The Fulani core increasingly dominates Nigerian politics, vastly gaining ground under the parochial presidency of Mr Buhari. But a nescient culture based on cattle economy and primitive accumulation cannot long resist the onslaught of progressivism; it cannot long prosper in an interconnected world powered by supercomputers and superphones and the cumulative advance of artificial intelligence.
History is on the side of the currently despondent peoples of southern Nigeria and their progressive allies.
Or, it should be.
If the assured triumph of progress is delayed in Nigeria, it may be due in part to the vicious contradictions in the Nigerian civil society wherein scientific progress coexists with resistant superstition, seen in a growing retreat from reason and enlightenment and a return to religious fatalism. Churches and hopeful hallelujahs everywhere!
If the forces of stagnation led by the Fulani attain hegemonia in Nigeria, this will owe in no small measure to the persistence of these polarities in the Nigerian civil society between superstition and modernity.
World history is replete with instances where barbarism triumphed, for a while, over the forces of enlightenment.

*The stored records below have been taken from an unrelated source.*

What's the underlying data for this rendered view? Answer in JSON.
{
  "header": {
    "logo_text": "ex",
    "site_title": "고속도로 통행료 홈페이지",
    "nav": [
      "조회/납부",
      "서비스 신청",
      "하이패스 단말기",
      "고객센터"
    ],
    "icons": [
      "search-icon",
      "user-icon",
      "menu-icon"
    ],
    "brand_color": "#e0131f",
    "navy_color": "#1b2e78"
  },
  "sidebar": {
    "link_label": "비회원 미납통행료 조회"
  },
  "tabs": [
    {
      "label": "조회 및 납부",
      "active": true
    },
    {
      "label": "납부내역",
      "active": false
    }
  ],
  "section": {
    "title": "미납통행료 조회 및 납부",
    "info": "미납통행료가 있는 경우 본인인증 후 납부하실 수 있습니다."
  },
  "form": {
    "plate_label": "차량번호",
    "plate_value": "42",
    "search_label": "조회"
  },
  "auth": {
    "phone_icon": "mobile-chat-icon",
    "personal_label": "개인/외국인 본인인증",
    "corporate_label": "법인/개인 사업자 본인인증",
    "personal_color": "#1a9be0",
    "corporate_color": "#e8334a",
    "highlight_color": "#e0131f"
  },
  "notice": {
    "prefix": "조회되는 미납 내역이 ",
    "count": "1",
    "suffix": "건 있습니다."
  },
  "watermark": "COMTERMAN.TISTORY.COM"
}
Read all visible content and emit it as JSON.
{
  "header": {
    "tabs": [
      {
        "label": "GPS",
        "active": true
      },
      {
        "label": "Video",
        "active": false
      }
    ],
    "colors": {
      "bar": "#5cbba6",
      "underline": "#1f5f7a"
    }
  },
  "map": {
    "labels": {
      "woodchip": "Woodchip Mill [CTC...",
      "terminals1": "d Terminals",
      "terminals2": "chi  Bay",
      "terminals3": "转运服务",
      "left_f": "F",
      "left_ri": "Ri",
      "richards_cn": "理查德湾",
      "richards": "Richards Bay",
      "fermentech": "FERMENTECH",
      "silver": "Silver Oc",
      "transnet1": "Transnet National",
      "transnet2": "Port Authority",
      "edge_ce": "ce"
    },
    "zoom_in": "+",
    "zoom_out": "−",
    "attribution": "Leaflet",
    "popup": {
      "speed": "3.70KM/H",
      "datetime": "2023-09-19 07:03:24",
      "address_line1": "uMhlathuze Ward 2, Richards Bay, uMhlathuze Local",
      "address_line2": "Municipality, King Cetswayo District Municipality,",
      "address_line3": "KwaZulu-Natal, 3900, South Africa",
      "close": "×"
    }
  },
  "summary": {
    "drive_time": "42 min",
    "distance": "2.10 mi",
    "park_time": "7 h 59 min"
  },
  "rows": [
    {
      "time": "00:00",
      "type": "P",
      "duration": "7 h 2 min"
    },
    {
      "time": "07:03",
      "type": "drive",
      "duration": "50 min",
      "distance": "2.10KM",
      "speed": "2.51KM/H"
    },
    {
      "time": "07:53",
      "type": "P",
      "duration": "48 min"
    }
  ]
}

But almost always, it was the decay of enlightened civilization that paved the way for barbarian ascendancy.
On first view, the vignettes of history provide only cold comfort for the increasingly marginalized peoples of southern Nigeria. But in time, if these marginalized civilizations could rise up, they will find that the logic of history favors them, that the magistery of modernization favors those with an enlightened outlook.
The peoples of southern Nigeria and their progressive allies elsewhere could change Nigeria’s muddled history if only the huddled masses and their befuddled leaders will rise up and claim their destiny.
Progressive forces could ride the storms of reactionary rule in Nigeria and emerge to a new morning, as we did in these parts, riding the roaring blasts of a winter night to find a benevolent new day.